Saved data entries:
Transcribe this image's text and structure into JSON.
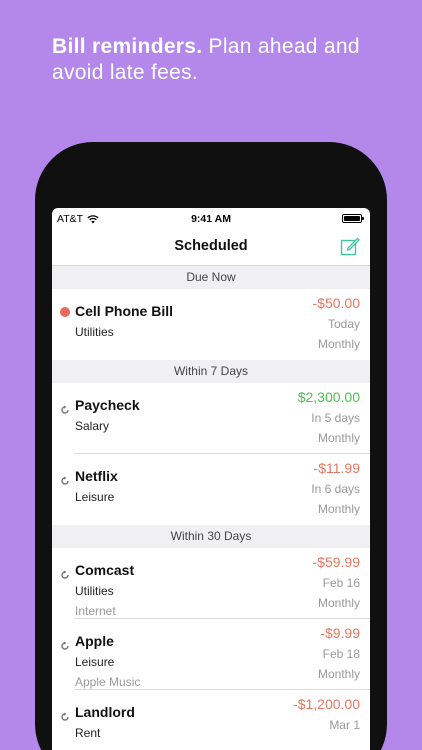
{
  "promo": {
    "bold": "Bill reminders.",
    "rest": " Plan ahead and avoid late fees."
  },
  "status": {
    "carrier": "AT&T",
    "time": "9:41 AM"
  },
  "nav": {
    "title": "Scheduled"
  },
  "colors": {
    "background": "#b388ea",
    "negative": "#e8765f",
    "positive": "#4cc14a",
    "accent": "#3ec7a0",
    "due_dot": "#ea6b5e"
  },
  "sections": [
    {
      "title": "Due Now",
      "items": [
        {
          "name": "Cell Phone Bill",
          "category": "Utilities",
          "note": "",
          "amount": "-$50.00",
          "when": "Today",
          "frequency": "Monthly",
          "icon": "due-dot"
        }
      ]
    },
    {
      "title": "Within 7 Days",
      "items": [
        {
          "name": "Paycheck",
          "category": "Salary",
          "note": "",
          "amount": "$2,300.00",
          "when": "In 5 days",
          "frequency": "Monthly",
          "icon": "repeat-icon"
        },
        {
          "name": "Netflix",
          "category": "Leisure",
          "note": "",
          "amount": "-$11.99",
          "when": "In 6 days",
          "frequency": "Monthly",
          "icon": "repeat-icon"
        }
      ]
    },
    {
      "title": "Within 30 Days",
      "items": [
        {
          "name": "Comcast",
          "category": "Utilities",
          "note": "Internet",
          "amount": "-$59.99",
          "when": "Feb 16",
          "frequency": "Monthly",
          "icon": "repeat-icon"
        },
        {
          "name": "Apple",
          "category": "Leisure",
          "note": "Apple Music",
          "amount": "-$9.99",
          "when": "Feb 18",
          "frequency": "Monthly",
          "icon": "repeat-icon"
        },
        {
          "name": "Landlord",
          "category": "Rent",
          "note": "",
          "amount": "-$1,200.00",
          "when": "Mar 1",
          "frequency": "",
          "icon": "repeat-icon"
        }
      ]
    }
  ],
  "tabbar": [
    "printer-icon",
    "pie-chart-icon",
    "calendar-icon",
    "gear-icon"
  ]
}
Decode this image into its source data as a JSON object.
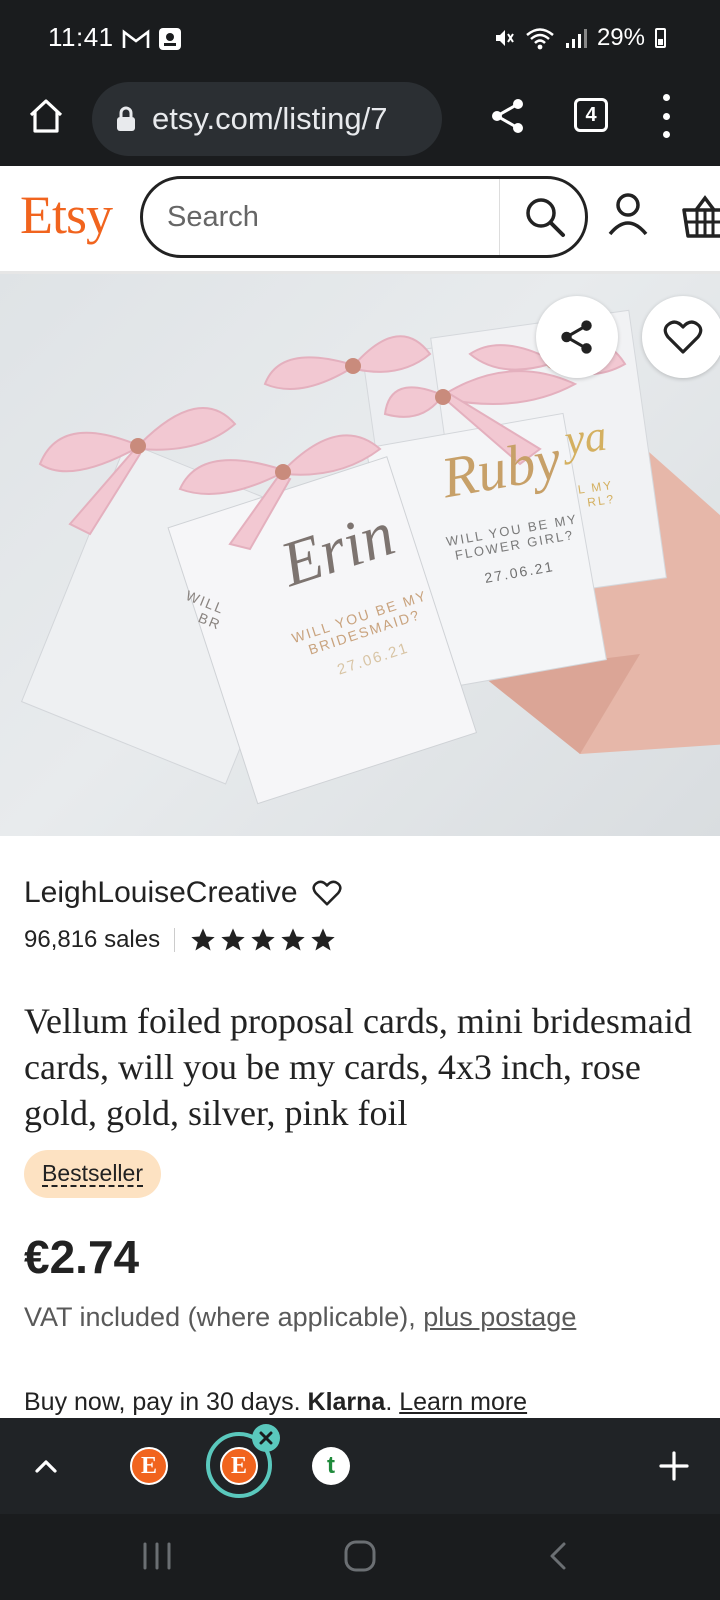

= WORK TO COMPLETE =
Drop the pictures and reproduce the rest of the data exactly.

= EXERCISE SOLUTION =
Transcribe this image's text and structure into JSON.
{
  "promo": {
    "bold": "Bill reminders.",
    "rest": " Plan ahead and avoid late fees."
  },
  "status": {
    "carrier": "AT&T",
    "time": "9:41 AM"
  },
  "nav": {
    "title": "Scheduled"
  },
  "colors": {
    "background": "#b388ea",
    "negative": "#e8765f",
    "positive": "#4cc14a",
    "accent": "#3ec7a0",
    "due_dot": "#ea6b5e"
  },
  "sections": [
    {
      "title": "Due Now",
      "items": [
        {
          "name": "Cell Phone Bill",
          "category": "Utilities",
          "note": "",
          "amount": "-$50.00",
          "when": "Today",
          "frequency": "Monthly",
          "icon": "due-dot"
        }
      ]
    },
    {
      "title": "Within 7 Days",
      "items": [
        {
          "name": "Paycheck",
          "category": "Salary",
          "note": "",
          "amount": "$2,300.00",
          "when": "In 5 days",
          "frequency": "Monthly",
          "icon": "repeat-icon"
        },
        {
          "name": "Netflix",
          "category": "Leisure",
          "note": "",
          "amount": "-$11.99",
          "when": "In 6 days",
          "frequency": "Monthly",
          "icon": "repeat-icon"
        }
      ]
    },
    {
      "title": "Within 30 Days",
      "items": [
        {
          "name": "Comcast",
          "category": "Utilities",
          "note": "Internet",
          "amount": "-$59.99",
          "when": "Feb 16",
          "frequency": "Monthly",
          "icon": "repeat-icon"
        },
        {
          "name": "Apple",
          "category": "Leisure",
          "note": "Apple Music",
          "amount": "-$9.99",
          "when": "Feb 18",
          "frequency": "Monthly",
          "icon": "repeat-icon"
        },
        {
          "name": "Landlord",
          "category": "Rent",
          "note": "",
          "amount": "-$1,200.00",
          "when": "Mar 1",
          "frequency": "",
          "icon": "repeat-icon"
        }
      ]
    }
  ],
  "tabbar": [
    "printer-icon",
    "pie-chart-icon",
    "calendar-icon",
    "gear-icon"
  ]
}
Decode this image into its source data as a JSON object.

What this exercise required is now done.